  • Rebecca Boohaker, Assistant Fellow in Southern Research's Drug Discovery Oncology Department, and postgraduate researcher Joshua Fried are focusing on the Speckle-Type POZ Protein (SPOP) which is mutated in up to 20 percent of primary prostate tumors and can define a distinct subclass of prostate cancer and possibly determine the aggressiveness and progression of the disease. (birminghammedicalnews.com)
  • amyloid
  • It could be that this 'loop' region of the protein can promote the formation of amyloid plaques in the brain," said Sigurdson. (bio-medicine.org)
  • Nucleotide
  • The invention also includes modifications and optimizations of the ApoA-I nucleotide sequence for purposes of increasing protein expression and optimization. (energy.gov)
  • context
  • To address the mechanism underlying the superior clinical outcome of IDH1/2 mutant glioma patients, we investigated whether overexpression of the IDH1(R132H) protein could affect response to therapy in the context of an isogenic glioma cell background. (nih.gov)
  • levels
  • The possibility to measure protein levels of GC in clinical samples may provide deeper insight into the phenomenology of Gaucher's disease. (uva.nl)

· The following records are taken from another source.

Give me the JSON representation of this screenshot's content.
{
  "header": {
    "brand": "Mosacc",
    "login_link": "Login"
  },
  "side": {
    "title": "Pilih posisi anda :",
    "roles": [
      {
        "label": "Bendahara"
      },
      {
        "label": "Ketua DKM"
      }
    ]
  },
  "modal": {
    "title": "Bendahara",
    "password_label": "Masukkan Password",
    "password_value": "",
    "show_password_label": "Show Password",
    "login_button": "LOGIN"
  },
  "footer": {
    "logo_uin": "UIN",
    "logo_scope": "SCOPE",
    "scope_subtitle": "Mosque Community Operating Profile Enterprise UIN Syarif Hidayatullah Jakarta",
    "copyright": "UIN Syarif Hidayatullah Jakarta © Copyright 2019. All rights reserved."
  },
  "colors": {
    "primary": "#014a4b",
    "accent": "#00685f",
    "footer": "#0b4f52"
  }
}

  • Instead, cell proliferation is impaired, and expression levels of cell cycle-associated proteins are altered. (rupress.org)
  • cancers
  • We found that this protein, first discovered as a regulator of development in the fruit fly, and also known to direct normal development of air sacs in the lungs, can be co-opted by tumors and inactivated to cause cancers to spread," Bivona said. (ucsf.edu)
  • By studying data on human tumors, the team learned that the truncated p53 proteins were most likely to be found in what Dr. Sordella calls "the hardest cancers" - ones that resist treatment and are likely to reappear even if surgically removed. (eurekalert.org)
  • point
  • Our results on the risk analysis of Cry8Ka5 taken together with those of other Cry proteins, point out that there is a high degree of certainty on their food safety. (wur.nl)
  • To determine the function of the highly conserved amino acids Ser152, Arg154, and Asp198 point mutants were generated. (deepdyve.com)
  • site
  • The mutant forms of PCNA and Ub-PCNA do not stimulate TLS of an abasic site by either classical pol δ or non-classical pol η. (uiowa.edu)
  • Previously
  • Previously, two mutant forms of PCNA were identified that cause defects in MMR with little if any other defects. (uiowa.edu)